■ **Problem to solve**
Your response must be made up of each line in the data below that contains the string "title".

(Entries from a dataset of interfaces)

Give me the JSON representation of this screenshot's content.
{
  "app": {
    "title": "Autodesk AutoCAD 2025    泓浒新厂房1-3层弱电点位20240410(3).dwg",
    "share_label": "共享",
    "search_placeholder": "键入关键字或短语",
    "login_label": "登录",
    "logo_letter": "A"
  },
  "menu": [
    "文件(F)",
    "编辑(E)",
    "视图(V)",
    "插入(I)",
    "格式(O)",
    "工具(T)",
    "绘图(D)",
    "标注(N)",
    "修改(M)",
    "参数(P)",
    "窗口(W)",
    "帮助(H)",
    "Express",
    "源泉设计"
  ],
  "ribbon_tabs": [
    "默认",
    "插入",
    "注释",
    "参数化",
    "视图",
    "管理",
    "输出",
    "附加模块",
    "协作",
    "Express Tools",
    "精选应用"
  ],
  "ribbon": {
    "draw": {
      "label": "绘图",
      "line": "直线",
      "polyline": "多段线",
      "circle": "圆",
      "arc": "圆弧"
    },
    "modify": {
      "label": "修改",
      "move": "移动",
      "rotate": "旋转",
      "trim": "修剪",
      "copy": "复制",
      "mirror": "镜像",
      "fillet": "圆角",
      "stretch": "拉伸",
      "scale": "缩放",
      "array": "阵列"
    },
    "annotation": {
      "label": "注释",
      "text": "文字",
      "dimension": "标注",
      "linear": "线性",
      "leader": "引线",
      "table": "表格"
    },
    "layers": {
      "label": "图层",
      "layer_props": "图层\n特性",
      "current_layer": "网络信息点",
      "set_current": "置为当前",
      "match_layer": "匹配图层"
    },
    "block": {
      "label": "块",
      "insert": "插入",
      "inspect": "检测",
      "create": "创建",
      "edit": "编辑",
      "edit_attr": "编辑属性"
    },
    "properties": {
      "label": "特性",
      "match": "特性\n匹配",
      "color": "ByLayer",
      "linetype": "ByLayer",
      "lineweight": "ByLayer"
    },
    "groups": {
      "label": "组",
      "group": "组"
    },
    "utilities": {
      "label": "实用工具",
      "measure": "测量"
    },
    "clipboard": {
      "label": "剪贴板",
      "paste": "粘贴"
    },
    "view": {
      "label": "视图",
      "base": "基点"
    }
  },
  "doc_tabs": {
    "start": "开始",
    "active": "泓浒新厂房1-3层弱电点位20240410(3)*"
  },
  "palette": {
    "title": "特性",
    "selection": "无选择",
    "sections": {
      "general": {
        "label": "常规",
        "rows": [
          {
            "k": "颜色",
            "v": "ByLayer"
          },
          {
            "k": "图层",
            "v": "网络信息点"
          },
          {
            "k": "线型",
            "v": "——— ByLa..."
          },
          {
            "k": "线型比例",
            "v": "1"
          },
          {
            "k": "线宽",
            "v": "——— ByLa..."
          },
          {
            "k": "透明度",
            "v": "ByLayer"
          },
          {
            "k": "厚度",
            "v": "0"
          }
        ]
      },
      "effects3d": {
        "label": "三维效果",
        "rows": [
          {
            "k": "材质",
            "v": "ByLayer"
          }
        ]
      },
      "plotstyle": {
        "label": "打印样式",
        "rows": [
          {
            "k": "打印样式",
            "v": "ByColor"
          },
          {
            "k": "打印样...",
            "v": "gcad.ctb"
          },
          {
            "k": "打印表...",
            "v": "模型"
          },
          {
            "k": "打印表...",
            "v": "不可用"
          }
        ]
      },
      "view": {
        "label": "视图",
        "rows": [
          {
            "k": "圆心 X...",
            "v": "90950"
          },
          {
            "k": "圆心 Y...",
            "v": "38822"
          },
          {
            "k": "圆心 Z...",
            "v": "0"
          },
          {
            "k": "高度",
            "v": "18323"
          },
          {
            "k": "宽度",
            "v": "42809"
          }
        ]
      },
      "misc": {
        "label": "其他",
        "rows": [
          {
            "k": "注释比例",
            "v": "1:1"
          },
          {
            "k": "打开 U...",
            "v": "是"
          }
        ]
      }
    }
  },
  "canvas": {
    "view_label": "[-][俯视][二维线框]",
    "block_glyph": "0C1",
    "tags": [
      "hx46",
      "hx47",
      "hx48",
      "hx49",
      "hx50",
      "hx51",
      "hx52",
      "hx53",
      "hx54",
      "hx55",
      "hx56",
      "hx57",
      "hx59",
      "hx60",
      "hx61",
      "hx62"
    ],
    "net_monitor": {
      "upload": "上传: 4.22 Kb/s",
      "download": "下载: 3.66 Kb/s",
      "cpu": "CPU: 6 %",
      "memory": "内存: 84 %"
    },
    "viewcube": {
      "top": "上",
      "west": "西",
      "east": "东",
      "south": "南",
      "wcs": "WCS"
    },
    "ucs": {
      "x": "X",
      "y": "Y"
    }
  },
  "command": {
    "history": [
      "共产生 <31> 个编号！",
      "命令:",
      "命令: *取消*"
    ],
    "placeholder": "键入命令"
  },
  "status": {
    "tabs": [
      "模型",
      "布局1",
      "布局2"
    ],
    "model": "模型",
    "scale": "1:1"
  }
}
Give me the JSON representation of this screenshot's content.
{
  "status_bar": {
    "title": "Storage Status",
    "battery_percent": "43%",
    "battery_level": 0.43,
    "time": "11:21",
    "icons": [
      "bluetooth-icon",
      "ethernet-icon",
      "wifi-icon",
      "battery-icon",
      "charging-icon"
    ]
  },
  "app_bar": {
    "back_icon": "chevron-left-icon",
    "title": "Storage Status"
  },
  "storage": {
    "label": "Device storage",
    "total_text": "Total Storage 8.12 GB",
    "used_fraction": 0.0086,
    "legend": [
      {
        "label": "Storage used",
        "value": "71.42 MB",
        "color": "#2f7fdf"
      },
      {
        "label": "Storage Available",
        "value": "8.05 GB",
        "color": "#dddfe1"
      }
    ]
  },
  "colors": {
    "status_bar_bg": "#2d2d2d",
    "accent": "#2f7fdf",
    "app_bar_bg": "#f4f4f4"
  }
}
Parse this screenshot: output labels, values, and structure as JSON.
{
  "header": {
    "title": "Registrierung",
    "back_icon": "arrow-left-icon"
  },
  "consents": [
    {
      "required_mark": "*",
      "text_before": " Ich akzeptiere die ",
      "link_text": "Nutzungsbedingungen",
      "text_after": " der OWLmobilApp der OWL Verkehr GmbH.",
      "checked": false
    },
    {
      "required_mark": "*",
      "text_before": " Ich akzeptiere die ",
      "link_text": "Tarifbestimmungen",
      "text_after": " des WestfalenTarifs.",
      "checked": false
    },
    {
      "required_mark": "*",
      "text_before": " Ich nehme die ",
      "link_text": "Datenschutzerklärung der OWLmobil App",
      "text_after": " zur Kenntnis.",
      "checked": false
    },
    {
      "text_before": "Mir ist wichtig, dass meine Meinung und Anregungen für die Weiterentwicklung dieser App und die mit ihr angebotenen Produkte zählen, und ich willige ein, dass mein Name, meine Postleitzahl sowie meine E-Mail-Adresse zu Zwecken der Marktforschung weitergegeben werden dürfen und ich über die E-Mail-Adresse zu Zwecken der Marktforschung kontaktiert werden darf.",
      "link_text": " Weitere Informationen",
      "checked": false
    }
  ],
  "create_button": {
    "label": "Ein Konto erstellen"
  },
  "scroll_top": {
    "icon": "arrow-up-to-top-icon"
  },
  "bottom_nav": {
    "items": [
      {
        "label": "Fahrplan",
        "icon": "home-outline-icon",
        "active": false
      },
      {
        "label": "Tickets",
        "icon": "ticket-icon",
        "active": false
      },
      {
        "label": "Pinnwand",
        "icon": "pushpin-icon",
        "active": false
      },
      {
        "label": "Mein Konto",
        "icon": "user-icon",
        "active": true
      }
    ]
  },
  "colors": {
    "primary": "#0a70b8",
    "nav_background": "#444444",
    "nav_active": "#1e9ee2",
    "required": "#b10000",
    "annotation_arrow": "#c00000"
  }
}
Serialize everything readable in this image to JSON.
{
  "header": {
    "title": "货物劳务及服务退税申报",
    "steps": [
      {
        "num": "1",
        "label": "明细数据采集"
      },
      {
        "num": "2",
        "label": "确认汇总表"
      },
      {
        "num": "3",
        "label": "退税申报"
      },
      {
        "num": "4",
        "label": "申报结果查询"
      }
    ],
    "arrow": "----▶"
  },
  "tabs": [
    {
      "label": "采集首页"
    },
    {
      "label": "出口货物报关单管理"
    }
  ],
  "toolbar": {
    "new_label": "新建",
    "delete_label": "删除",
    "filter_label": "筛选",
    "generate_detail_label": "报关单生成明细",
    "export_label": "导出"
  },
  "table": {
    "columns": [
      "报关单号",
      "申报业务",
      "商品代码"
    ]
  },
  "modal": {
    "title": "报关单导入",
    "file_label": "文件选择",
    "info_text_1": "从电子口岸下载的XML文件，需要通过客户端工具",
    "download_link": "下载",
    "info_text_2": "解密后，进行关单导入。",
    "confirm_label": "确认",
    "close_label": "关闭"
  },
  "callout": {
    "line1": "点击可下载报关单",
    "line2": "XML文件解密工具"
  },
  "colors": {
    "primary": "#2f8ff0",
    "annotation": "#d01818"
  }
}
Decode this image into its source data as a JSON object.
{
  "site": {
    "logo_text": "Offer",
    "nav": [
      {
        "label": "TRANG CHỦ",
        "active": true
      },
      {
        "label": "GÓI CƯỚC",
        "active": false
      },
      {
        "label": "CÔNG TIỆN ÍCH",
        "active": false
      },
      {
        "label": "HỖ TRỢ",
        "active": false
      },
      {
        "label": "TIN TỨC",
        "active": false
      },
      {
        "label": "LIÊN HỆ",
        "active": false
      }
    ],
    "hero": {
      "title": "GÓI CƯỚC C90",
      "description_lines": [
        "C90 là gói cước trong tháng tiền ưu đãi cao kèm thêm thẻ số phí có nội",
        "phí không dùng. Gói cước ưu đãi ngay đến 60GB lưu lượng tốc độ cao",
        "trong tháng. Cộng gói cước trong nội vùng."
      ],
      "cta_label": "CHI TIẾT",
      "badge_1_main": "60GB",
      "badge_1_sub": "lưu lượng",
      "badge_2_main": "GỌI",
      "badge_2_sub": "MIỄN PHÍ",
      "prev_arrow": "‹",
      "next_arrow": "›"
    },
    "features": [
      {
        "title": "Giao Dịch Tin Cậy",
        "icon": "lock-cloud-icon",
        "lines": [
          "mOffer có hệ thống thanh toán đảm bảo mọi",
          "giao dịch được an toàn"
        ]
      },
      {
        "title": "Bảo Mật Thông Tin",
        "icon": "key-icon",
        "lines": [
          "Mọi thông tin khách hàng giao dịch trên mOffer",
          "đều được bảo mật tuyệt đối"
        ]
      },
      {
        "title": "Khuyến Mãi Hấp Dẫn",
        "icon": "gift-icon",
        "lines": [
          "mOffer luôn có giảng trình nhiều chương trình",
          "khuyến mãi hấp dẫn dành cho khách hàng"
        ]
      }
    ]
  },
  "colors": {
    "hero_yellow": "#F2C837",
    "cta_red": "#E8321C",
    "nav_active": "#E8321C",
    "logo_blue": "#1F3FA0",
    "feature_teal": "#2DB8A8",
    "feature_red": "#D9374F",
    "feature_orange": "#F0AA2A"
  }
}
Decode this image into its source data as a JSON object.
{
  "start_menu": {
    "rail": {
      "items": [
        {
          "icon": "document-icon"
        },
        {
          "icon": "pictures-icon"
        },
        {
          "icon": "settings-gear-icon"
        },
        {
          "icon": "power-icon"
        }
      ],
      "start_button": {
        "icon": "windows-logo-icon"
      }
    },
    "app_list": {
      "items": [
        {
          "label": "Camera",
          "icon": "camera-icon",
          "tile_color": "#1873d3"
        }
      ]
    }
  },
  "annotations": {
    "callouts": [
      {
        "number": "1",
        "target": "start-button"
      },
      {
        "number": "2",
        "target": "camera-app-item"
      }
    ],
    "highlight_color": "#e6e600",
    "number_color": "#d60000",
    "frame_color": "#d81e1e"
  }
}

■ **Task result**
    "title": "Autodesk AutoCAD 2025    泓浒新厂房1-3层弱电点位20240410(3).dwg",
    "title": "特性",
    "title": "Storage Status",
    "title": "Storage Status"
    "title": "Registrierung",
    "title": "货物劳务及服务退税申报",
    "title": "报关单导入",
      "title": "GÓI CƯỚC C90",
        "title": "Giao Dịch Tin Cậy",
        "title": "Bảo Mật Thông Tin",
        "title": "Khuyến Mãi Hấp Dẫn",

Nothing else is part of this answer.